The rapid ascent of cyber threats and risks to the pantheon of topics considered “board-level issues” has created a massive market for solutions and services. Thousands of contenders in a crowded market have generally defaulted to an age-old tactic for grabbing attention: fear. Early in our life as a young company, we were guilty of this as well. Fear of cyber breach is a natural response to what is quite clearly a big, scary problem – why not place a solution in that pathway of that response?
But the seller must ask himself – fear of what? Malicious hacker syndicates? Nefarious foreign governments? Well-meaning but hapless employees? The truth is, potential threats are everywhere. This is not a secret or a revelation. Despite our collective efforts in cybersecurity, the problem is increasing. The number of bad actors and their potential to do bad things continues to grow. When you consider that all of the cybersecurity solutions combined have failed to reduce the volume of threats, a selling proposition that promises a reduction in scary things isn’t exactly an honest position.
We have evolved to hold a contrary view: cyber risk offers an opportunity not just to solve the problem, but to turn the marketplace energy around cyber risk into an advantage for every organization. Effective cyber risk governance (cybergovernance) creates two predominant advantages:
- it gives the organization in a competitive advantage with customers who tend to care about security, and
- it leads to broad, synergistic improvements in operational excellence.
Competitive Advantage from Effective Cybergovernance
It isn’t difficult to imagine a world where brands attract customers based on their leadership in security. Just look at Apple’s highly publicized legal battle with the FBI over encryption controls on the iPhone. Apple appears to have decided that the opportunity to win with consumers is greater than the threat of federal intervention. Their bold move is changing the way people think about privacy and security.

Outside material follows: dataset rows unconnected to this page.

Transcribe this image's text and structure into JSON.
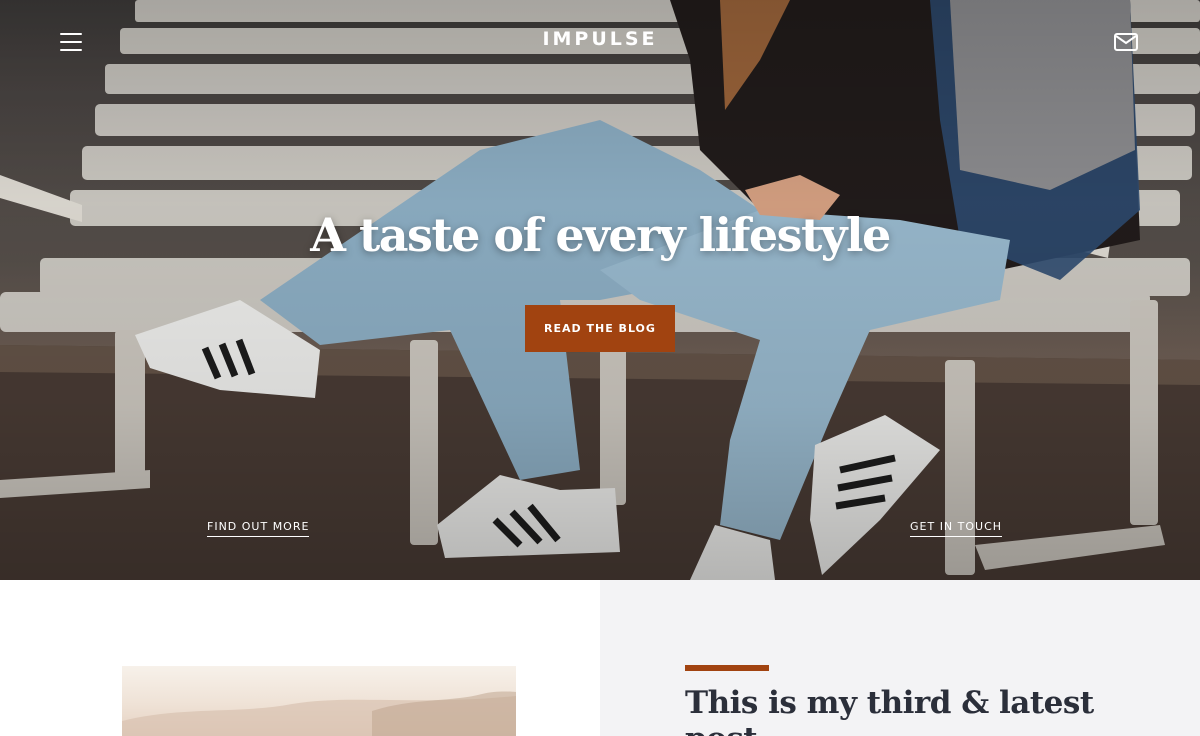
{
  "header": {
    "brand": "IMPULSE",
    "menu_icon": "hamburger-menu-icon",
    "mail_icon": "envelope-icon"
  },
  "hero": {
    "title": "A taste of every lifestyle",
    "cta_label": "READ THE BLOG",
    "link_left": "FIND OUT MORE",
    "link_right": "GET IN TOUCH"
  },
  "latest_post": {
    "title": "This is my third & latest post"
  },
  "colors": {
    "accent": "#a14310",
    "heading_dark": "#2b2f3a",
    "panel_bg": "#f3f3f5"
  }
}
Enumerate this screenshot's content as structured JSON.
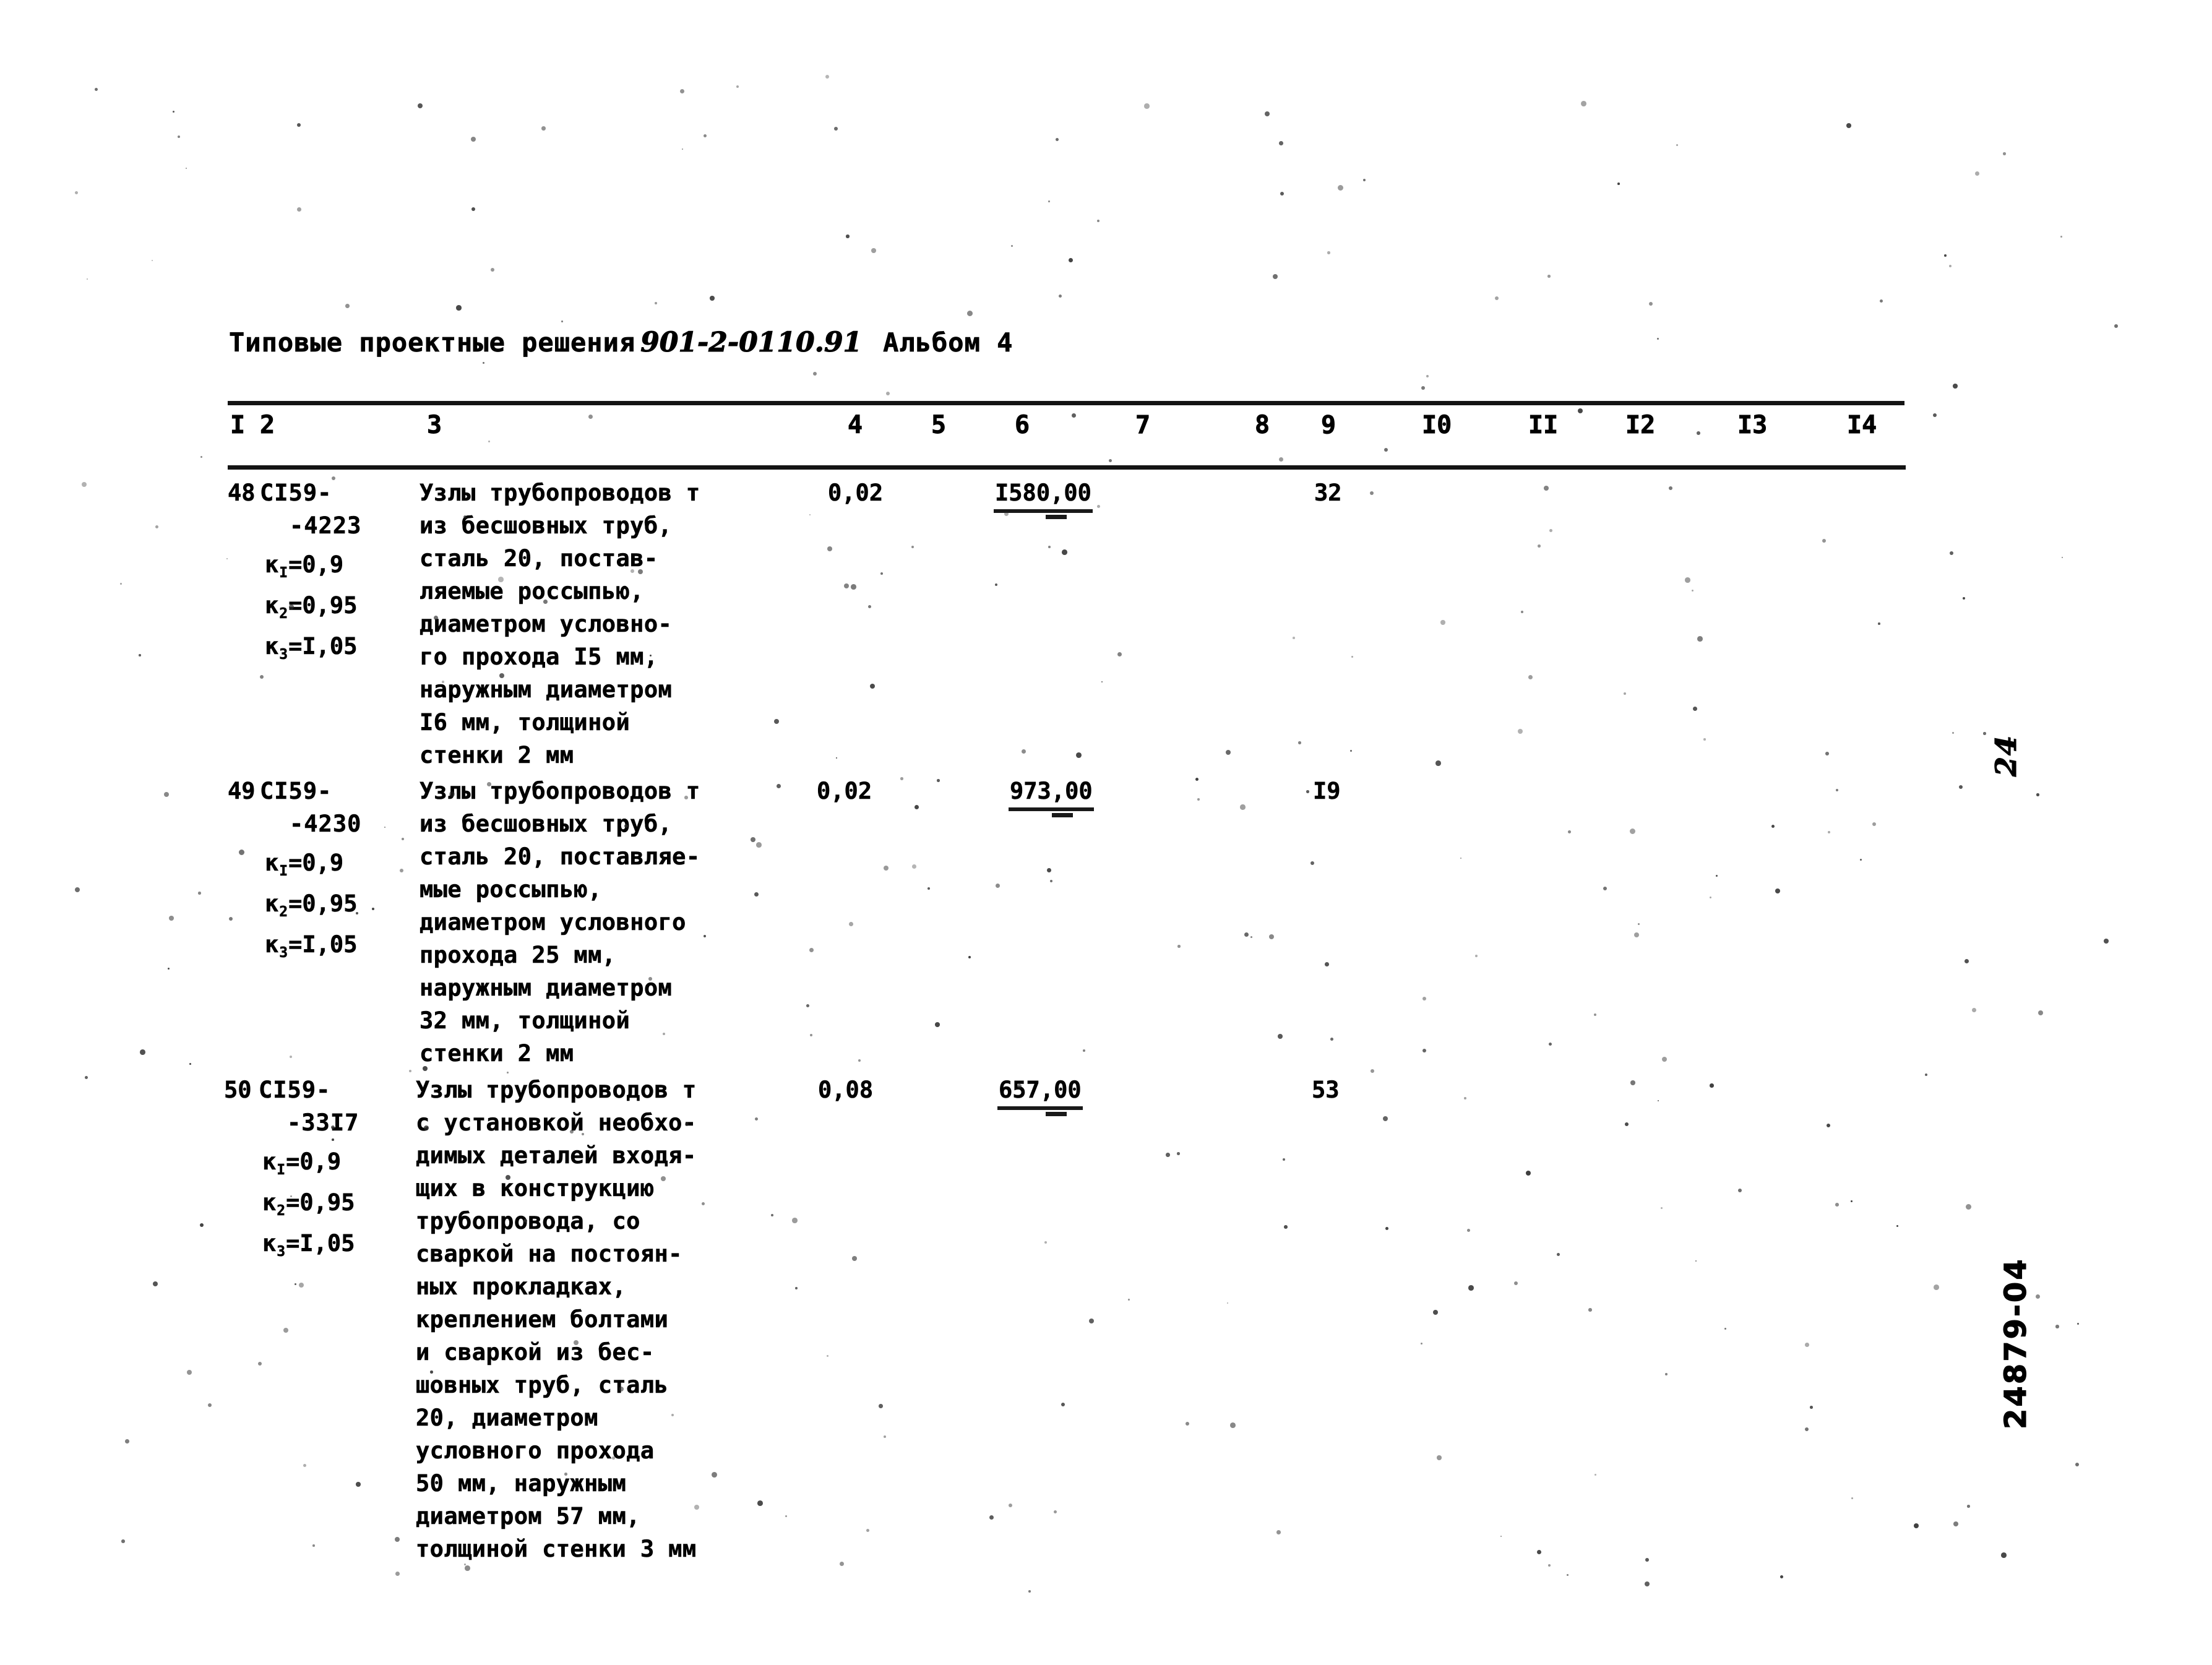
{
  "document": {
    "header_prefix": "Типовые проектные решения",
    "header_code": "901-2-0110.91",
    "header_album": "Альбом 4",
    "page_mark": "24",
    "archive_code": "24879-04"
  },
  "table": {
    "column_headers": [
      "I",
      "2",
      "3",
      "4",
      "5",
      "6",
      "7",
      "8",
      "9",
      "I0",
      "II",
      "I2",
      "I3",
      "I4"
    ],
    "rows": [
      {
        "no": "48",
        "code_line1": "СI59-",
        "code_line2": "-4223",
        "coef1_label": "к",
        "coef1_sub": "I",
        "coef1_value": "=0,9",
        "coef2_label": "к",
        "coef2_sub": "2",
        "coef2_value": "=0,95",
        "coef3_label": "к",
        "coef3_sub": "3",
        "coef3_value": "=I,05",
        "description": "Узлы трубопроводов т\nиз бесшовных труб,\nсталь 20, постав-\nляемые россыпью,\nдиаметром условно-\nго прохода I5 мм,\nнаружным диаметром\nI6 мм, толщиной\nстенки 2 мм",
        "col4": "0,02",
        "col6": "I580,00",
        "col9": "32"
      },
      {
        "no": "49",
        "code_line1": "СI59-",
        "code_line2": "-4230",
        "coef1_label": "к",
        "coef1_sub": "I",
        "coef1_value": "=0,9",
        "coef2_label": "к",
        "coef2_sub": "2",
        "coef2_value": "=0,95",
        "coef3_label": "к",
        "coef3_sub": "3",
        "coef3_value": "=I,05",
        "description": "Узлы трубопроводов т\nиз бесшовных труб,\nсталь 20, поставляе-\nмые россыпью,\nдиаметром условного\nпрохода 25 мм,\nнаружным диаметром\n32 мм, толщиной\nстенки 2 мм",
        "col4": "0,02",
        "col6": "973,00",
        "col9": "I9"
      },
      {
        "no": "50",
        "code_line1": "СI59-",
        "code_line2": "-33I7",
        "coef1_label": "к",
        "coef1_sub": "I",
        "coef1_value": "=0,9",
        "coef2_label": "к",
        "coef2_sub": "2",
        "coef2_value": "=0,95",
        "coef3_label": "к",
        "coef3_sub": "3",
        "coef3_value": "=I,05",
        "description": "Узлы трубопроводов т\nс установкой необхо-\nдимых деталей входя-\nщих в конструкцию\nтрубопровода, со\nсваркой на постоян-\nных прокладках,\nкреплением болтами\nи сваркой из бес-\nшовных труб, сталь\n20, диаметром\nусловного прохода\n50 мм, наружным\nдиаметром 57 мм,\nтолщиной стенки 3 мм",
        "col4": "0,08",
        "col6": "657,00",
        "col9": "53"
      }
    ]
  }
}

Selling to consumers is far different that selling to businesses. While Apple’s case plays out in a consumer market, businesses tend to care far more than consumers about security. This is highlighted by business concerns around cyber supply chain risk management. How can an organization’s leaders know whether their vendors and suppliers are capable of managing cyber risks? Is cyber supply chain risk something that corporate managers should be concerned about? How can they know more?
Imagine turning that risk scenario, i.e. uncertainty, completely around. Imagine operating in an environment where supply chain partners compete not on price alone but also on the basis of demonstrated competence in cyber risk management. An organization would be capable of preferentially selecting vendors using those vendors’ own demonstrated leadership in cybergoverance.
This same opportunity exists in every company – think of your own business. No matter what industry you operate in or what type of value you deliver, you are an important part of your customers’ supplier network. Imagine how powerful a position you might hold with those customers as a demonstrated leader in cyber risk management.
Operational Excellence from Effective Cybergovernance
The second opportunity, making broad operational improvements, is a consequence of pursuing the first. Firms who improve cyber risk management necessarily improve overall operations at the same time. Effective cyber risk management, by definition, prioritizes cross-functional collaboration, situational awareness, response and continuity planning, and continuous improvement.
Organizations can proactively craft policies and command-control structures that create a “human firewall”. In addition to improving resilience in the face of a cyber incident, these efforts cultivate a workforce that is awake, alert, and aware of the role they play in the larger operation. A leader would be challenged to ask for a better outcome of workforce development than that.